▶ [DESCRIPTION OF THE TASK]
Look through the listing below, and wherever a line has the string "these", copy it.

▶ [PROVIDED DATA]
*****
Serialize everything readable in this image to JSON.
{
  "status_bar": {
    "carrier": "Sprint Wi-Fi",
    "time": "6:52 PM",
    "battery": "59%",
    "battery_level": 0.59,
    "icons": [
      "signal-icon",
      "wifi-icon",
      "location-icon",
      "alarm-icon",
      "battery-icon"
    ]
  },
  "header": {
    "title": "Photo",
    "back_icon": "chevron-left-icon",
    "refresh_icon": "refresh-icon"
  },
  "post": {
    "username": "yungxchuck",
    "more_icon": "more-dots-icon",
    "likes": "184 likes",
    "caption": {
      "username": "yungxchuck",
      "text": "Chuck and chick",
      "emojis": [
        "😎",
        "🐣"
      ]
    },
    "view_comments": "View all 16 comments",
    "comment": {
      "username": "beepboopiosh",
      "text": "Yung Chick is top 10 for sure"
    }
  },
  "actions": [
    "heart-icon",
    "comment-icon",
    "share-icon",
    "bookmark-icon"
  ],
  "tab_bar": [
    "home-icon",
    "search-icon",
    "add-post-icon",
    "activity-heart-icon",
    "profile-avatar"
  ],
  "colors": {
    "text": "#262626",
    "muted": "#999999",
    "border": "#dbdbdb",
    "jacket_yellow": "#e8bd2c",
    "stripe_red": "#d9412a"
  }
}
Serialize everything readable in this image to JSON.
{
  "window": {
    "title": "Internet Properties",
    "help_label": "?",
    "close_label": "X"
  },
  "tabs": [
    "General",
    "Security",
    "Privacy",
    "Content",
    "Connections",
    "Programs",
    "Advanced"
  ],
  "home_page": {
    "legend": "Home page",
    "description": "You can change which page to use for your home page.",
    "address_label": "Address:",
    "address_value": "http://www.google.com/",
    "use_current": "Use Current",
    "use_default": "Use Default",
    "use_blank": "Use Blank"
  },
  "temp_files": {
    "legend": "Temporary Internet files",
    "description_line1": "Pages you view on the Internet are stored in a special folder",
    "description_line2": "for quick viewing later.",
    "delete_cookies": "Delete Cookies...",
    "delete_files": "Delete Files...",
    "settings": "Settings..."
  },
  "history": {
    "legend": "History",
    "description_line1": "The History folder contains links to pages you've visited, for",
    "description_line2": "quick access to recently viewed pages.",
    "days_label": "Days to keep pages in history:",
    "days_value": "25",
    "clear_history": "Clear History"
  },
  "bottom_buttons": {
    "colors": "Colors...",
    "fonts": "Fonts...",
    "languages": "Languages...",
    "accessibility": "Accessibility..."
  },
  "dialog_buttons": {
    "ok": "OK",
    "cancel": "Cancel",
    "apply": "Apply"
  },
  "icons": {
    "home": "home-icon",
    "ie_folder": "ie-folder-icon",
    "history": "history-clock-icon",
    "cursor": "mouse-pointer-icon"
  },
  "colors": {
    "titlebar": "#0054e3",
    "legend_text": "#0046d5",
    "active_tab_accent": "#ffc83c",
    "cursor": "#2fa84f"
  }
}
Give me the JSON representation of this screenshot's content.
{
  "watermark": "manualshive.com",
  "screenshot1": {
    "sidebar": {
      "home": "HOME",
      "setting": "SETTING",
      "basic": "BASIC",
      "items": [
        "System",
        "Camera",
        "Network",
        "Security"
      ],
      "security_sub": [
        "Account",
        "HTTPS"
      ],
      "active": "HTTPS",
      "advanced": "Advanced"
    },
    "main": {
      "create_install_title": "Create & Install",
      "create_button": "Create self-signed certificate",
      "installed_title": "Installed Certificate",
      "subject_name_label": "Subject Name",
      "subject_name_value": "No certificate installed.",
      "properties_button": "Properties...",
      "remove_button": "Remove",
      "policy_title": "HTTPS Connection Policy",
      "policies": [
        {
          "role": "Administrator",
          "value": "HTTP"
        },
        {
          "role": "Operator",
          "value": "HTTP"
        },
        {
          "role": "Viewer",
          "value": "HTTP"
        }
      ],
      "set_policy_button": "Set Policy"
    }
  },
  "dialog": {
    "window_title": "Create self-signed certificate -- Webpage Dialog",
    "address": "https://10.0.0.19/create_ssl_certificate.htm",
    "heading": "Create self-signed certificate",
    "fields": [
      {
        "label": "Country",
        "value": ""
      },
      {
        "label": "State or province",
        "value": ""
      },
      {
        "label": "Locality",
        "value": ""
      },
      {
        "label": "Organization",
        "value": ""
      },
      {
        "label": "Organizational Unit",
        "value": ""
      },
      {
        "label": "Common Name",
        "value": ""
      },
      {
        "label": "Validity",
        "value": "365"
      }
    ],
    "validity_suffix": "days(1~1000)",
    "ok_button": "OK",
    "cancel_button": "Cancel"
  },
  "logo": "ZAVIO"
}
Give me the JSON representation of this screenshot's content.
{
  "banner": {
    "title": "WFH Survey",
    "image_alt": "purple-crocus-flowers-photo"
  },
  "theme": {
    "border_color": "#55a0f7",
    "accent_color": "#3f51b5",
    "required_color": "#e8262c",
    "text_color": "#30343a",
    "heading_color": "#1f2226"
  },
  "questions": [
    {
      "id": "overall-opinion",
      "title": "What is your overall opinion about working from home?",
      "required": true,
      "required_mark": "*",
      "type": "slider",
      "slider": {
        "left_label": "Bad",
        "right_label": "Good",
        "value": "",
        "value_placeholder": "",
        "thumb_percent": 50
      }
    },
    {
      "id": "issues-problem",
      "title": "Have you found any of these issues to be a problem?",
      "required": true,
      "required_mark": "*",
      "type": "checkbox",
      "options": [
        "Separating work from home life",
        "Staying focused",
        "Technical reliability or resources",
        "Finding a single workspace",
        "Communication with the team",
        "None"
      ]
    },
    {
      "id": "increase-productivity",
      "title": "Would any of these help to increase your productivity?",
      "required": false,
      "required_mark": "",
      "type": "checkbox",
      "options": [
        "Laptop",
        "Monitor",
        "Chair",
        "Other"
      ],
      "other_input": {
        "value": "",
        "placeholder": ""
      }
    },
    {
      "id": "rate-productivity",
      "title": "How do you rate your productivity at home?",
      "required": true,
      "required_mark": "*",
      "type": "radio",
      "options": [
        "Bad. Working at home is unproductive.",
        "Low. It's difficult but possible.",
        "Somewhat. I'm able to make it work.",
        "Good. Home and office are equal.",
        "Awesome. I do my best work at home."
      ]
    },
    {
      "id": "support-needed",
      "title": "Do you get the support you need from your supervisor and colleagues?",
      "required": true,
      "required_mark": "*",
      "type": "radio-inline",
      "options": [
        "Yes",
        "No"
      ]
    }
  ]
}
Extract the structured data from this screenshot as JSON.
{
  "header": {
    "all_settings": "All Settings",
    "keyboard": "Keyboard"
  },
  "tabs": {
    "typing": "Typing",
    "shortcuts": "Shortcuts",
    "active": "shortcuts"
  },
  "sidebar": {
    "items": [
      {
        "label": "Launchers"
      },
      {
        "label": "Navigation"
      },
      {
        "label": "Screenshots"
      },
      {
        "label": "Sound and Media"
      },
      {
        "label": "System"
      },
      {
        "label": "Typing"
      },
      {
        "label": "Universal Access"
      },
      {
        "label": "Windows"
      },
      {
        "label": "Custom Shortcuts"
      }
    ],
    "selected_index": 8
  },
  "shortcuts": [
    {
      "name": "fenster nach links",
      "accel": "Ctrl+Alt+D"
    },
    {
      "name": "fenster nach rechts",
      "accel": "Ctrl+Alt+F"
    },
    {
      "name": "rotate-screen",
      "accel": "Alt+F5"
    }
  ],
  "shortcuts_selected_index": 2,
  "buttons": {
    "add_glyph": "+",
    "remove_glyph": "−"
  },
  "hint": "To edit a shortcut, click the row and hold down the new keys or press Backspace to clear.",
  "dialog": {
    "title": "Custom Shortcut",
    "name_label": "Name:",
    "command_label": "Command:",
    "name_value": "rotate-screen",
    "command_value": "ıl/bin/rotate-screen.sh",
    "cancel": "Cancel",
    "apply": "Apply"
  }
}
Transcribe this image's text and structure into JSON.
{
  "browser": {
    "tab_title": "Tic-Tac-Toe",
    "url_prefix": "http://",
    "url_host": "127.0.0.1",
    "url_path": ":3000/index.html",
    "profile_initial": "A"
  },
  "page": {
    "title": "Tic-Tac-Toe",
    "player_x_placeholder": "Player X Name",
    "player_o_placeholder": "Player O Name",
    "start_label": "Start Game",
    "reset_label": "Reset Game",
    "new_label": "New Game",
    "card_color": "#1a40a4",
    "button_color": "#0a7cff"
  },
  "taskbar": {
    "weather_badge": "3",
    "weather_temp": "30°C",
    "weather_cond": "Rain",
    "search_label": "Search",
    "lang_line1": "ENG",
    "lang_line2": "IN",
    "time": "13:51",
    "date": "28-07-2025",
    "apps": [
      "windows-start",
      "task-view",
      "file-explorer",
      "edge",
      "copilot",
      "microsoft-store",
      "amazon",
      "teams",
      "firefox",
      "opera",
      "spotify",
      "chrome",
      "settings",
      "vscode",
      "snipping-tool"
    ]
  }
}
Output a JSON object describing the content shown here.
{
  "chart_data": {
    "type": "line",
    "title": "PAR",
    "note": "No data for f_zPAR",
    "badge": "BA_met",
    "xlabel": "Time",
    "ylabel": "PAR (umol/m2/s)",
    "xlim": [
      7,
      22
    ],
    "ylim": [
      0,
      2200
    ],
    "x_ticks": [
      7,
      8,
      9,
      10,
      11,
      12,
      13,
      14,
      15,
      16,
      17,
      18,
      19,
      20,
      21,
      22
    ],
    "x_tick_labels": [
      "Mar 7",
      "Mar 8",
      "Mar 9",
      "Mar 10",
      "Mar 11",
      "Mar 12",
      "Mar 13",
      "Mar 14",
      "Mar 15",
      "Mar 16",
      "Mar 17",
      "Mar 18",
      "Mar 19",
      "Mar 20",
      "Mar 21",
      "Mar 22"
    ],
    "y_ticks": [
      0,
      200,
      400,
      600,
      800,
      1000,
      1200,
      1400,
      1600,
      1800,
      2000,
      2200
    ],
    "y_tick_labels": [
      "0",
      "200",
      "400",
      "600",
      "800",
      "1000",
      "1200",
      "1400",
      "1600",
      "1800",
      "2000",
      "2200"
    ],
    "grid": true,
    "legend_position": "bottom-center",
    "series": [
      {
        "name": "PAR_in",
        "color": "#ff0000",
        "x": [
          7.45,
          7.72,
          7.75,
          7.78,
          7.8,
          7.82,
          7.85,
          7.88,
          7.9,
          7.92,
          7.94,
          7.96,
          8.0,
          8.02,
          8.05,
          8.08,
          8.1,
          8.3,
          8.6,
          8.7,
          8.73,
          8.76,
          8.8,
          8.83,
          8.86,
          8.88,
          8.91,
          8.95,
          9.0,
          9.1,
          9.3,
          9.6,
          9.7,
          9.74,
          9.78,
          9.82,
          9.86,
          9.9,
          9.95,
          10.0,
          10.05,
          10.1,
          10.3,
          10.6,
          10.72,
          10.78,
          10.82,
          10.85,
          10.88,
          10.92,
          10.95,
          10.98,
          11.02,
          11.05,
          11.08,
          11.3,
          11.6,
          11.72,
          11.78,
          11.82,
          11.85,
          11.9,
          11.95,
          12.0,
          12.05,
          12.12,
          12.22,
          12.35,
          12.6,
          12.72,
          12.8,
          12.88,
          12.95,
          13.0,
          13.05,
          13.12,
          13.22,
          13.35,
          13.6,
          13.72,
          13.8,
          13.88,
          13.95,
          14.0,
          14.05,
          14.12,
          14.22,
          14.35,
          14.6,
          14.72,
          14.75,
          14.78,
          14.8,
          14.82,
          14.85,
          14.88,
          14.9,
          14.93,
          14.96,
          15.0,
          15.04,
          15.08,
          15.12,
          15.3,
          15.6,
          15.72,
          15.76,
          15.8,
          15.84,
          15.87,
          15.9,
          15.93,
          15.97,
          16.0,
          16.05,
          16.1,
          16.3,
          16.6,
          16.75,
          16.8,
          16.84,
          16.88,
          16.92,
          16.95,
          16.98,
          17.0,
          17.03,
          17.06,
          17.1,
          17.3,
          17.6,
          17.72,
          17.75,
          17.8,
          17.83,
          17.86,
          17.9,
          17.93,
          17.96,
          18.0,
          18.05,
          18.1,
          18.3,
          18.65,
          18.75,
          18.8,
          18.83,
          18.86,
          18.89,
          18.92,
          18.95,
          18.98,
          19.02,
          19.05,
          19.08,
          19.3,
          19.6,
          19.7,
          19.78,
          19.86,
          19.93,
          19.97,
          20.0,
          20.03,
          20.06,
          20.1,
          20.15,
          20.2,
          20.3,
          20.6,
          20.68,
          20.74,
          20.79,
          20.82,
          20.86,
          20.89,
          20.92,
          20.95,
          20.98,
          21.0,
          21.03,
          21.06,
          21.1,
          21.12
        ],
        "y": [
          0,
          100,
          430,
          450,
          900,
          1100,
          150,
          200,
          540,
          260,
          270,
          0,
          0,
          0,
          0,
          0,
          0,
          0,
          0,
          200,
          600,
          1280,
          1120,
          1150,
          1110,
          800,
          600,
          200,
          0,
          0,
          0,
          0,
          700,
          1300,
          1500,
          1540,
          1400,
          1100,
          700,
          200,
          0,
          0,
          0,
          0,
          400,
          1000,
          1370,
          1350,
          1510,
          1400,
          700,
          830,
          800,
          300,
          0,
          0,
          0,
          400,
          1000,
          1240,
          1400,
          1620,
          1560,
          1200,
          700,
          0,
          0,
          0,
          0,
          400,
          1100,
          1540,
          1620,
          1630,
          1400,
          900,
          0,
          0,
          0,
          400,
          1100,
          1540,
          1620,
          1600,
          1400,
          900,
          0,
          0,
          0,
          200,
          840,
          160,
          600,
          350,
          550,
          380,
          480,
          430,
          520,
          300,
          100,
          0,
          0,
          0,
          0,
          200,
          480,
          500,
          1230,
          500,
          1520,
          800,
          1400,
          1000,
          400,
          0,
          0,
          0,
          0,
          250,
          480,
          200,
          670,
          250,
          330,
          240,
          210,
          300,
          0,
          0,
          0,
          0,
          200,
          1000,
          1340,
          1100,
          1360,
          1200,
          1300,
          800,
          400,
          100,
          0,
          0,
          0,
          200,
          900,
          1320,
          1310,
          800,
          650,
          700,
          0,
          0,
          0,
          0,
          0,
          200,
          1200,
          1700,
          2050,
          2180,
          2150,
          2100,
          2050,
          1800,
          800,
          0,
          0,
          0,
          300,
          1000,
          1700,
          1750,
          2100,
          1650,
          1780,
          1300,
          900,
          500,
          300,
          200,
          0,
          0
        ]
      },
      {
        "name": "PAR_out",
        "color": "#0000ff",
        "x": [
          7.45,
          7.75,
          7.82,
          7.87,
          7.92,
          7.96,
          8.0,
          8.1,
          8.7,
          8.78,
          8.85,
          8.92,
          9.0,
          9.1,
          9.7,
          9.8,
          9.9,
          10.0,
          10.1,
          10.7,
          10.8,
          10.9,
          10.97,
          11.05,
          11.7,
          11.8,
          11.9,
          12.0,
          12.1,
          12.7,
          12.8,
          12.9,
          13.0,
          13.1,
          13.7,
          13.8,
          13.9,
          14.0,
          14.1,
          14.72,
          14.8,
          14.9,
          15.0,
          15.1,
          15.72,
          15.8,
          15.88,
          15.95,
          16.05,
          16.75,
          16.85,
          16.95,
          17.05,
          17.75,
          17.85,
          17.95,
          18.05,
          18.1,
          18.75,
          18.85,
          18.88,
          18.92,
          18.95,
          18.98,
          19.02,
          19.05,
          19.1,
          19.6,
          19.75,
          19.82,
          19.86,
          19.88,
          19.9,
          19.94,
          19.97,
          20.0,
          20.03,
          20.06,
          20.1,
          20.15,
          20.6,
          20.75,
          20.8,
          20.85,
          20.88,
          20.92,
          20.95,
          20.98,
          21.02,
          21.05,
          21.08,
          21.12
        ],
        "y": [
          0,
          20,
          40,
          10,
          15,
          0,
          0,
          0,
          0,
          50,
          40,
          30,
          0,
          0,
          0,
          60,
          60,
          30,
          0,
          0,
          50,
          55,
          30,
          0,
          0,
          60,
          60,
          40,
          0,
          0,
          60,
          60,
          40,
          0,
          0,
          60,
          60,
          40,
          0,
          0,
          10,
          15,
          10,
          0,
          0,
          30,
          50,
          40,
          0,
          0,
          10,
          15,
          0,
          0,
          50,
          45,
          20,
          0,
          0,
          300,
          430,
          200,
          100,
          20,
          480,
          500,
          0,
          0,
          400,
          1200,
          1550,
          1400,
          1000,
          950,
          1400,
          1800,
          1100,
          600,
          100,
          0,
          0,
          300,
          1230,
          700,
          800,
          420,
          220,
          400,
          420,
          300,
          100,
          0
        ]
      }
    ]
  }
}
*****
▶ [RESPONSE TO THE EXERCISE]
      "title": "Have you found any of these issues to be a problem?",
      "title": "Would any of these help to increase your productivity?",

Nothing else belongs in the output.